HIV is an acronym for the Human Immunodeficiency Virus that can lead to Acquired Immune Deficiency Syndrome, or AIDS. Though there are 2 types of the HIV virus (HIV-1 and HIV-2), HIV in the US primarily refers to HIV-1. HIV works by destroying the body’s CD4+ T cells, a specific blood cell that is vital to helping the body fight off disease. HIV is only transferred through blood and body fluid of infected individuals, not through casual contact (like hugging). People who are infected with HIV may have flu-like symptoms in the first few weeks of infection, but others have no symptoms at all. Though people infected with HIV may appear healthy, they are still in danger from the unseen damage being done to their immune system by the virus. All patients should see a specialist and begin treatment with medications that limit or slow down the destruction of the immune system by the HIV virus. This treatment may also improve the health of HIV patients and may reduce their ability to transmit HIV to others. The treatment that is most effective for HIV is known as HAART, or highly-active anti-retroviral therapy. Because of HAART, patients can live many years before they develop AIDS. Once patients develop AIDS, their immune system is severely damaged. These patients develop infections more often and are at risk for certain types of cancer and other complications.

HIV Risk

Some people are in groups that are at higher risk for contracting HIV due to lifestyles or behavior. Examples are:

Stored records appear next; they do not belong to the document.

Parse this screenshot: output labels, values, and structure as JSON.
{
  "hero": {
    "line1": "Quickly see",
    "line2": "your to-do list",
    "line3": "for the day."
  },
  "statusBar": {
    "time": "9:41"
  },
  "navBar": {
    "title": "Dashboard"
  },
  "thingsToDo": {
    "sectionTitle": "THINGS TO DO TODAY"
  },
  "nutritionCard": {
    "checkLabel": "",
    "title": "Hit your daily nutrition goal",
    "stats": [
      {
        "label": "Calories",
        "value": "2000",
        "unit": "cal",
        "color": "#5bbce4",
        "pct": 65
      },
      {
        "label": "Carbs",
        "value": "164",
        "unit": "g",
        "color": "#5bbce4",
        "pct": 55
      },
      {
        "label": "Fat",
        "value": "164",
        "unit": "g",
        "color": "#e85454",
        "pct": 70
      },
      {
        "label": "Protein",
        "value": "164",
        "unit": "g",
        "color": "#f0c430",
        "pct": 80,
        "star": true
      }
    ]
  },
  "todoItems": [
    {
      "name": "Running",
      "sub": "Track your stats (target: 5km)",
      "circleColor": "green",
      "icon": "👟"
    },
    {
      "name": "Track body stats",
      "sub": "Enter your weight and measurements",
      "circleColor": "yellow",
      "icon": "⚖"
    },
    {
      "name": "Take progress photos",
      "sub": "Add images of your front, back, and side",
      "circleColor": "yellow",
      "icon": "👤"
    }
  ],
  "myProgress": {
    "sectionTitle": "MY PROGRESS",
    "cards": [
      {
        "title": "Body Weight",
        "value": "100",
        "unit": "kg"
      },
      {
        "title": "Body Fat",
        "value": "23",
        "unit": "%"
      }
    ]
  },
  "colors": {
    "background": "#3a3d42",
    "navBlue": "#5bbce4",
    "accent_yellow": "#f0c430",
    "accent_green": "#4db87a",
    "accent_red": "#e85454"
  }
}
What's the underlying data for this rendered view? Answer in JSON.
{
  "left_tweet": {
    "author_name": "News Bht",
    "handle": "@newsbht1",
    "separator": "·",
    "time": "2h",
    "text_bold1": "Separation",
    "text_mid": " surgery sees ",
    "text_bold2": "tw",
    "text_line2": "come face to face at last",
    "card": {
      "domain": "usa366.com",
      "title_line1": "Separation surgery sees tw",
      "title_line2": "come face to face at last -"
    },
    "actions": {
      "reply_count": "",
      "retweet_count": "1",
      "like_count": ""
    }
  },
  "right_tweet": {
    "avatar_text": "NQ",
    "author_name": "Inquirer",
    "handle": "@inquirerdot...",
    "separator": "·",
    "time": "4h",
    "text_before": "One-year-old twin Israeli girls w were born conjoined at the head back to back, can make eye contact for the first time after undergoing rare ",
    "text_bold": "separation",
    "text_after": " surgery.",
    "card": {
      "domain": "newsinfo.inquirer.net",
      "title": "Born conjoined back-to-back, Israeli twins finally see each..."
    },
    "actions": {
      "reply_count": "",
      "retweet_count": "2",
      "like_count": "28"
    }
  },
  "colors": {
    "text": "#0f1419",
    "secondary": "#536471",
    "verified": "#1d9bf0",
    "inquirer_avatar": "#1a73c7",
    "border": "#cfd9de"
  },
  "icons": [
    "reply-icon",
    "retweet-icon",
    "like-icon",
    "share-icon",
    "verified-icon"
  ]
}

  • Those who have unprotected sex (do not use condoms). Unprotected oral sex also poses a risk of HIV transmission, but the risk is lower than that for anal or vaginal sex.
  • Those who have multiple sexual partners.
  • Those who have other STDs (sexually transmitted diseases) when they have sex.
  • Those who are IV drug users/abusers, especially those who share needles or syringes, rinse water, or other drug paraphernalia with others.
  • Those who are born to mothers with HIV, since HIV can pass from mother to child during birth, pregnancy, or while breast-feeding.

Prevention and education are very important in reducing new cases of HIV transmission or in providing care for those affected with HIV.

 

For more information, visit:

Aids Info Website

Reference:

Basic Information about HIV and AIDS,” CDC.

Services provided by Avita Pharmacy are not intended to replace the services of a physician. This information is provided for informational purposes only and is not a substitute for professional medical advice. You should consult a physician in all matters relating to your health, and particularly in respect to any symptoms that may require diagnosis or medical attention.

 

 

 

Last review date: April 3, 2017